This is part of a series of educational posts in recognition of Sleep Apnea Awareness Day. From April 15-May 15, Better Rest Solutions will donate $5 to the American Sleep Apnea Association (ASAA) for every SoClean® 2 CPAP Cleaning and Sanitizing Machine purchased.
You probably know at least one or two adults who have been diagnosed with sleep apnea, but did you know that children can develop this disorder, too?
According to the American Sleep Apnea Association (ASAA), an estimated 1% to 4% of children have sleep apnea – and it can begin as young as 2 years old.
Some of the most common symptoms that parents should be aware of include the following:
- Chronic mouth breathing during sleep
- Daytime sleepiness
- Long pauses in breathing
- Night sweats
- Tossing and turning
While there’s a chance that children will outgrow sleep apnea, studies have shown that it’s linked with a number of physical and behavioral health issues, such as:
- Attention-deficit hyperactivity disorder (ADHD)
- Impaired cognitive functions
- Stunted growth
If you have reason to believe that your child may suffer from sleep apnea, the next step is to find a pediatrician who specializes in sleep disorders. It’s likely that the doctor may recommend a sleep study, which consists of your child spending the night in a sleep lab where he or she will be closely monitored.
The good news is that, in most cases, pediatric sleep apnea is easy to treat. The most common treatment is surgical removal of the adenoids and tonsils – a procedure known as an adenotonsillectomy. This opens up the throat to aid airflow, successfully eliminating symptoms of sleep apnea 70% to 90% of the time.
If an adenotonsillectomy doesn’t do the trick – or in an attempt to avoid surgery – doctors may prescribe positive airway pressure (PAP) therapy, weight loss or the use of oral appliances.

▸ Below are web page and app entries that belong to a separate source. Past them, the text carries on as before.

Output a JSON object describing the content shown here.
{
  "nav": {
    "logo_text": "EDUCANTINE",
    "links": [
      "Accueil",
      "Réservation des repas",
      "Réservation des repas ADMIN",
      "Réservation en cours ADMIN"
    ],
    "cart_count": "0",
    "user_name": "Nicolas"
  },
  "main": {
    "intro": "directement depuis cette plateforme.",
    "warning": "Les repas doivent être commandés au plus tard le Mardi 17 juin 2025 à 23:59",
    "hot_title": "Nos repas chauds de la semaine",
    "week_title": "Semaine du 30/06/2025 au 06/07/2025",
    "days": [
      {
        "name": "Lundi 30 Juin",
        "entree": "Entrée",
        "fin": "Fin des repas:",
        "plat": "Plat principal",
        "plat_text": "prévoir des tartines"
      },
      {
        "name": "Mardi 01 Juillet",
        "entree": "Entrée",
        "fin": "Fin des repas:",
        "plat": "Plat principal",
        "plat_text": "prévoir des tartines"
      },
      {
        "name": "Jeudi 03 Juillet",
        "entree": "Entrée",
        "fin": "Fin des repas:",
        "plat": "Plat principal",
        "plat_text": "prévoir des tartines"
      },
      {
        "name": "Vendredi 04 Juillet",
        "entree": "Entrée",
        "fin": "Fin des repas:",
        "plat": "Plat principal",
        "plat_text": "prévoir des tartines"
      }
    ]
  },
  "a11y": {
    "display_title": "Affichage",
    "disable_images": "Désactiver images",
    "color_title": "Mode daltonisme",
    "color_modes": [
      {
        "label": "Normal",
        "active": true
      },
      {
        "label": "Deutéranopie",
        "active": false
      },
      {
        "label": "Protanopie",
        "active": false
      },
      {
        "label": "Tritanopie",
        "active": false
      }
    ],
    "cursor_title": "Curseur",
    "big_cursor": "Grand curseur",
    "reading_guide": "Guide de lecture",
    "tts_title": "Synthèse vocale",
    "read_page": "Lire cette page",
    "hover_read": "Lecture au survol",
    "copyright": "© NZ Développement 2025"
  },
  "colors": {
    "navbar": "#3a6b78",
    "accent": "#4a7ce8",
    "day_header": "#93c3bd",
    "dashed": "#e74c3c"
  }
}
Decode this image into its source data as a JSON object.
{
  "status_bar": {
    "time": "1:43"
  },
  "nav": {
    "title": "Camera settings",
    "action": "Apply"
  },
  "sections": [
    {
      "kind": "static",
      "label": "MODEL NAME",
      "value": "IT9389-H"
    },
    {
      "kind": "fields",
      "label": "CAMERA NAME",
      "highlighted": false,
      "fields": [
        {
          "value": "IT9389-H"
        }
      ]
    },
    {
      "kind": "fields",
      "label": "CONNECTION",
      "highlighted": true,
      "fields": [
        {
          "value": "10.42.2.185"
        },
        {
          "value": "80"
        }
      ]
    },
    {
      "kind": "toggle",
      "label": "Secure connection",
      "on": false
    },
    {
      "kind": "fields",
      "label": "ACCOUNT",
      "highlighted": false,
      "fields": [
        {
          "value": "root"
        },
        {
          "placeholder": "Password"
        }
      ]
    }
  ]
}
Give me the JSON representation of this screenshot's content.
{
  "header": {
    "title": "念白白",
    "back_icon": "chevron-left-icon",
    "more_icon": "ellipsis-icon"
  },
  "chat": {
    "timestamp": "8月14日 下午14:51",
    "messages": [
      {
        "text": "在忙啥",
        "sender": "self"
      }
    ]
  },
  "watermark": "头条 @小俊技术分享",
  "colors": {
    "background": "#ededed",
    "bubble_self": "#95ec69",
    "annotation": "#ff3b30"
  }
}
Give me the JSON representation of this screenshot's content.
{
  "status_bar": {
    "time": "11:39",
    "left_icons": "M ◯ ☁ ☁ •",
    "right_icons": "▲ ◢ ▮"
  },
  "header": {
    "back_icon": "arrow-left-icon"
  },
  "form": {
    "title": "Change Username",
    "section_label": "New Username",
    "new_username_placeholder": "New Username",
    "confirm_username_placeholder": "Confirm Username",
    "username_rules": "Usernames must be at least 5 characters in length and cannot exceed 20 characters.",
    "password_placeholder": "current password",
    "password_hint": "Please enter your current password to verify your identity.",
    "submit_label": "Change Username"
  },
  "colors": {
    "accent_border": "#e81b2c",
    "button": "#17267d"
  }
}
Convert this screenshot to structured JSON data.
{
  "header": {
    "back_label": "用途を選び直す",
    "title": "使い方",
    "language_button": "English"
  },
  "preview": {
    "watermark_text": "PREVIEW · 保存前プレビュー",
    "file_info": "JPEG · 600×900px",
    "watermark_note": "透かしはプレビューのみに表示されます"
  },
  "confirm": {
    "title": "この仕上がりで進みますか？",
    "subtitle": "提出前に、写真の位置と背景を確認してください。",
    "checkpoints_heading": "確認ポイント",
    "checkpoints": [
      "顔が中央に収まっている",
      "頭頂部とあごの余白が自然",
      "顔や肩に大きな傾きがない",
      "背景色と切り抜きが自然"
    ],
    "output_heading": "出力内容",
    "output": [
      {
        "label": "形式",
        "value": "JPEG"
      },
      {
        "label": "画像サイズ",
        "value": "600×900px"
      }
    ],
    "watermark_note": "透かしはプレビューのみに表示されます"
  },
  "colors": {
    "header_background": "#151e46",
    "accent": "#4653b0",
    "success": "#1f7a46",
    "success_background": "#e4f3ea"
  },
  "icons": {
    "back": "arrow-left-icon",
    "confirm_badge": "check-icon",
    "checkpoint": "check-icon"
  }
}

To find a pediatrician who specializes in sleep apnea, click here.